##### TASK DATA

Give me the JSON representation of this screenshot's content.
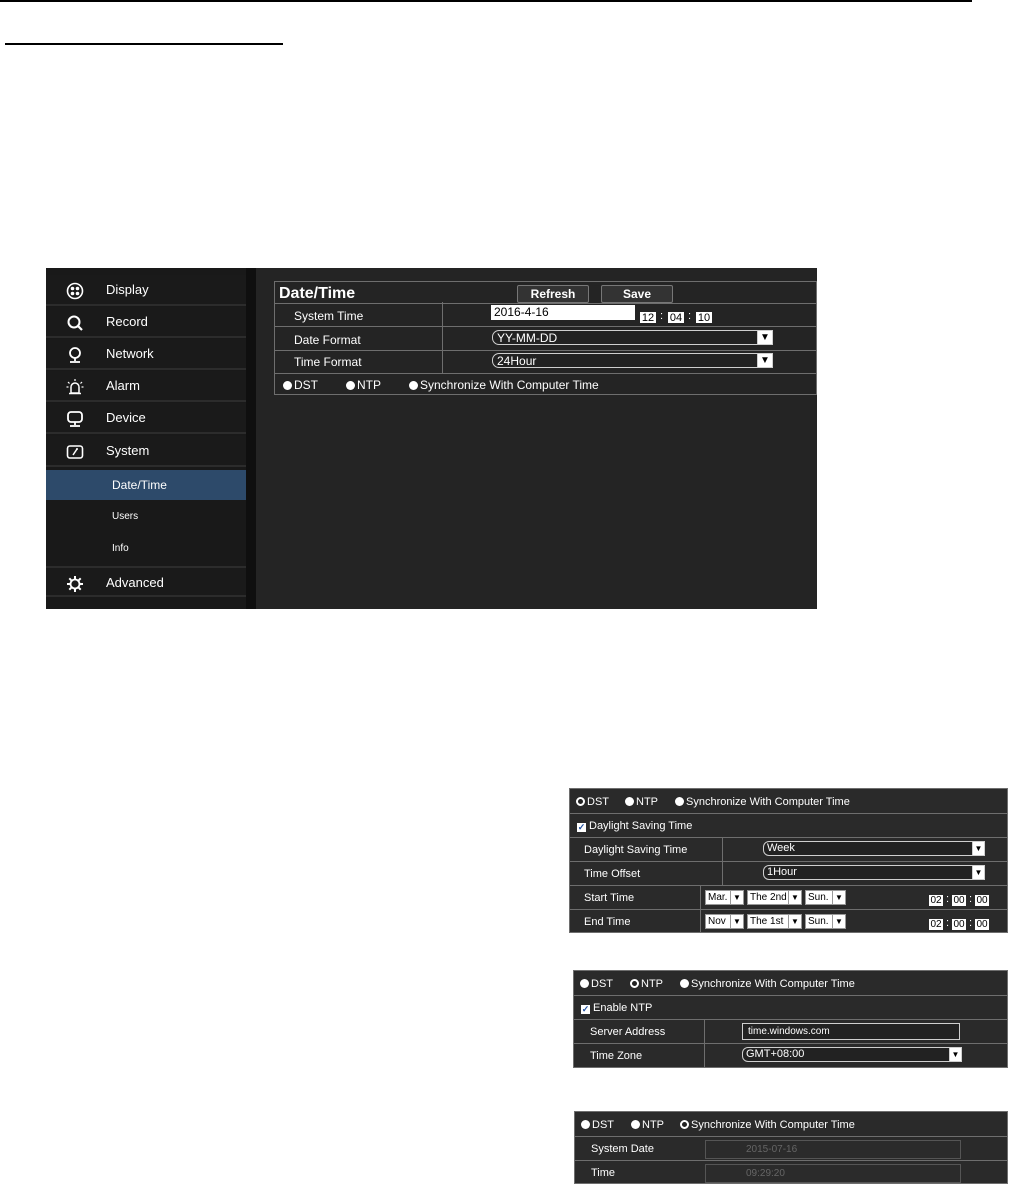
{
  "sidebar": {
    "items": [
      {
        "label": "Display",
        "icon": "display-icon"
      },
      {
        "label": "Record",
        "icon": "search-icon"
      },
      {
        "label": "Network",
        "icon": "network-icon"
      },
      {
        "label": "Alarm",
        "icon": "alarm-icon"
      },
      {
        "label": "Device",
        "icon": "monitor-icon"
      },
      {
        "label": "System",
        "icon": "system-icon"
      }
    ],
    "sub_items": [
      {
        "label": "Date/Time",
        "active": true
      },
      {
        "label": "Users",
        "active": false
      },
      {
        "label": "Info",
        "active": false
      }
    ],
    "advanced": {
      "label": "Advanced",
      "icon": "gear-icon"
    },
    "active_color": "#2d4a6a"
  },
  "datetime": {
    "title": "Date/Time",
    "refresh_label": "Refresh",
    "save_label": "Save",
    "system_time_label": "System Time",
    "system_date_value": "2016-4-16",
    "hour": "12",
    "minute": "04",
    "second": "10",
    "date_format_label": "Date Format",
    "date_format_value": "YY-MM-DD",
    "time_format_label": "Time Format",
    "time_format_value": "24Hour",
    "radio_dst": "DST",
    "radio_ntp": "NTP",
    "radio_sync": "Synchronize With Computer Time"
  },
  "dst_panel": {
    "radio_dst": "DST",
    "radio_ntp": "NTP",
    "radio_sync": "Synchronize With Computer Time",
    "checkbox_label": "Daylight Saving Time",
    "dst_label": "Daylight Saving Time",
    "dst_value": "Week",
    "offset_label": "Time Offset",
    "offset_value": "1Hour",
    "start_label": "Start Time",
    "start_month": "Mar.",
    "start_week": "The 2nd",
    "start_day": "Sun.",
    "start_hh": "02",
    "start_mm": "00",
    "start_ss": "00",
    "end_label": "End Time",
    "end_month": "Nov",
    "end_week": "The 1st",
    "end_day": "Sun.",
    "end_hh": "02",
    "end_mm": "00",
    "end_ss": "00"
  },
  "ntp_panel": {
    "radio_dst": "DST",
    "radio_ntp": "NTP",
    "radio_sync": "Synchronize With Computer Time",
    "checkbox_label": "Enable NTP",
    "server_label": "Server Address",
    "server_value": "time.windows.com",
    "zone_label": "Time Zone",
    "zone_value": "GMT+08:00"
  },
  "sync_panel": {
    "radio_dst": "DST",
    "radio_ntp": "NTP",
    "radio_sync": "Synchronize With Computer Time",
    "date_label": "System Date",
    "date_value": "2015-07-16",
    "time_label": "Time",
    "time_value": "09:29:20"
  }
}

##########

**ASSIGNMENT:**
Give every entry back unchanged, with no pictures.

**ANSWER FOR THE TASK:**
Give me the JSON representation of this screenshot's content.
{
  "sidebar": {
    "items": [
      {
        "label": "Display",
        "icon": "display-icon"
      },
      {
        "label": "Record",
        "icon": "search-icon"
      },
      {
        "label": "Network",
        "icon": "network-icon"
      },
      {
        "label": "Alarm",
        "icon": "alarm-icon"
      },
      {
        "label": "Device",
        "icon": "monitor-icon"
      },
      {
        "label": "System",
        "icon": "system-icon"
      }
    ],
    "sub_items": [
      {
        "label": "Date/Time",
        "active": true
      },
      {
        "label": "Users",
        "active": false
      },
      {
        "label": "Info",
        "active": false
      }
    ],
    "advanced": {
      "label": "Advanced",
      "icon": "gear-icon"
    },
    "active_color": "#2d4a6a"
  },
  "datetime": {
    "title": "Date/Time",
    "refresh_label": "Refresh",
    "save_label": "Save",
    "system_time_label": "System Time",
    "system_date_value": "2016-4-16",
    "hour": "12",
    "minute": "04",
    "second": "10",
    "date_format_label": "Date Format",
    "date_format_value": "YY-MM-DD",
    "time_format_label": "Time Format",
    "time_format_value": "24Hour",
    "radio_dst": "DST",
    "radio_ntp": "NTP",
    "radio_sync": "Synchronize With Computer Time"
  },
  "dst_panel": {
    "radio_dst": "DST",
    "radio_ntp": "NTP",
    "radio_sync": "Synchronize With Computer Time",
    "checkbox_label": "Daylight Saving Time",
    "dst_label": "Daylight Saving Time",
    "dst_value": "Week",
    "offset_label": "Time Offset",
    "offset_value": "1Hour",
    "start_label": "Start Time",
    "start_month": "Mar.",
    "start_week": "The 2nd",
    "start_day": "Sun.",
    "start_hh": "02",
    "start_mm": "00",
    "start_ss": "00",
    "end_label": "End Time",
    "end_month": "Nov",
    "end_week": "The 1st",
    "end_day": "Sun.",
    "end_hh": "02",
    "end_mm": "00",
    "end_ss": "00"
  },
  "ntp_panel": {
    "radio_dst": "DST",
    "radio_ntp": "NTP",
    "radio_sync": "Synchronize With Computer Time",
    "checkbox_label": "Enable NTP",
    "server_label": "Server Address",
    "server_value": "time.windows.com",
    "zone_label": "Time Zone",
    "zone_value": "GMT+08:00"
  },
  "sync_panel": {
    "radio_dst": "DST",
    "radio_ntp": "NTP",
    "radio_sync": "Synchronize With Computer Time",
    "date_label": "System Date",
    "date_value": "2015-07-16",
    "time_label": "Time",
    "time_value": "09:29:20"
  }
}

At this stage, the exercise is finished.